• **WHAT IS NEEDED**
Lines with "icon": state how many there are in the records below, and nothing else.

• **DATASET EXCERPTS**
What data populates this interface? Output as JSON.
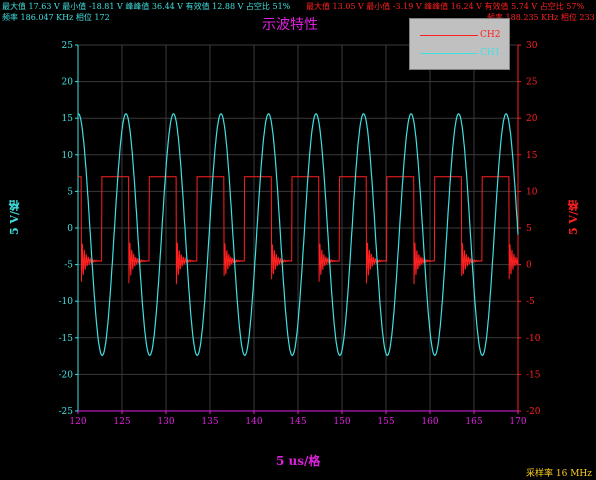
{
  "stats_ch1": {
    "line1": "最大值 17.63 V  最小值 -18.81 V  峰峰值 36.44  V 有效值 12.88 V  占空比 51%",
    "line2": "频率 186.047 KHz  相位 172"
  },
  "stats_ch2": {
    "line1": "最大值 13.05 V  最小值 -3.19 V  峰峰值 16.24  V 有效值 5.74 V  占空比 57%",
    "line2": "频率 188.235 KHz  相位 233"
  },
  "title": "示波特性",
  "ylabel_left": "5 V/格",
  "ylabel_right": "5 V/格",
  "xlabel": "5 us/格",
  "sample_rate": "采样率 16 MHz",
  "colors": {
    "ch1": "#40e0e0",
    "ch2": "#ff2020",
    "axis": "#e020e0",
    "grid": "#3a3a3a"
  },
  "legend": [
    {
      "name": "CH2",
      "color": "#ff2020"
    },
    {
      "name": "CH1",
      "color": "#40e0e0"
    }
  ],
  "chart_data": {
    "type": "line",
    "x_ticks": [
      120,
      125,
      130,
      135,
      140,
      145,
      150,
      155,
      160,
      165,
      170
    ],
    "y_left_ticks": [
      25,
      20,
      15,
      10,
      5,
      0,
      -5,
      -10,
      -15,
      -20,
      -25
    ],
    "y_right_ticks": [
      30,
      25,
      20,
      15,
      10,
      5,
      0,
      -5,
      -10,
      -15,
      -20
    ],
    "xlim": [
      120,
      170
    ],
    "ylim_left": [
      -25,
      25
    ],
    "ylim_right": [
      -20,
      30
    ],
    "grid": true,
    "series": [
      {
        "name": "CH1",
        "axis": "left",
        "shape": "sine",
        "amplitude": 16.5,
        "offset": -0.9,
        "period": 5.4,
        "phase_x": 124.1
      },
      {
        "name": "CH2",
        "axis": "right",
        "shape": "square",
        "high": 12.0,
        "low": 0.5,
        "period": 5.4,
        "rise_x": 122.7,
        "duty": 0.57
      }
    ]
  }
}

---

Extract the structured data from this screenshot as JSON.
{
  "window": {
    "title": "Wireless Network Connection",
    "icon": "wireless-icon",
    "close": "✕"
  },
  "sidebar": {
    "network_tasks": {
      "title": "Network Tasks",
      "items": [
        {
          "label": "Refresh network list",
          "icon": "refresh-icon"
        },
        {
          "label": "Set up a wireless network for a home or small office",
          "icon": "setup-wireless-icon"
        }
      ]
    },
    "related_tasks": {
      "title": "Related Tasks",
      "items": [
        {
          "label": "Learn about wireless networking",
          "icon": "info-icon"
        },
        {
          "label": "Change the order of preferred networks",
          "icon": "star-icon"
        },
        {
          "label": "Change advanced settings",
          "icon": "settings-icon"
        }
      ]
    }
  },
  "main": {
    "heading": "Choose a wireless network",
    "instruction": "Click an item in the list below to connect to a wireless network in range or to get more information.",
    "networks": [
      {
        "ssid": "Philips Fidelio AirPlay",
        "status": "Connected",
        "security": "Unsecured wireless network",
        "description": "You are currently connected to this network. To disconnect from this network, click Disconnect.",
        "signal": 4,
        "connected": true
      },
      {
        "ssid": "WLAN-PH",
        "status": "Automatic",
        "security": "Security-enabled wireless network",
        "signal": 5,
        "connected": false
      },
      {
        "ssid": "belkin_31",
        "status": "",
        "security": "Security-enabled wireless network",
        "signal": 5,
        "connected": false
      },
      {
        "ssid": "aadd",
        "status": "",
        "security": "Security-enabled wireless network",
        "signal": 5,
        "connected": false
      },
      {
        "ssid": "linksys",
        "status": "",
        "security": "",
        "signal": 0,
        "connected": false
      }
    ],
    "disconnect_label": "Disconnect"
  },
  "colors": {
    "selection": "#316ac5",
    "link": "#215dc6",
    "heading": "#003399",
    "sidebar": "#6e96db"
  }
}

• **PROBLEM SOLUTION**
6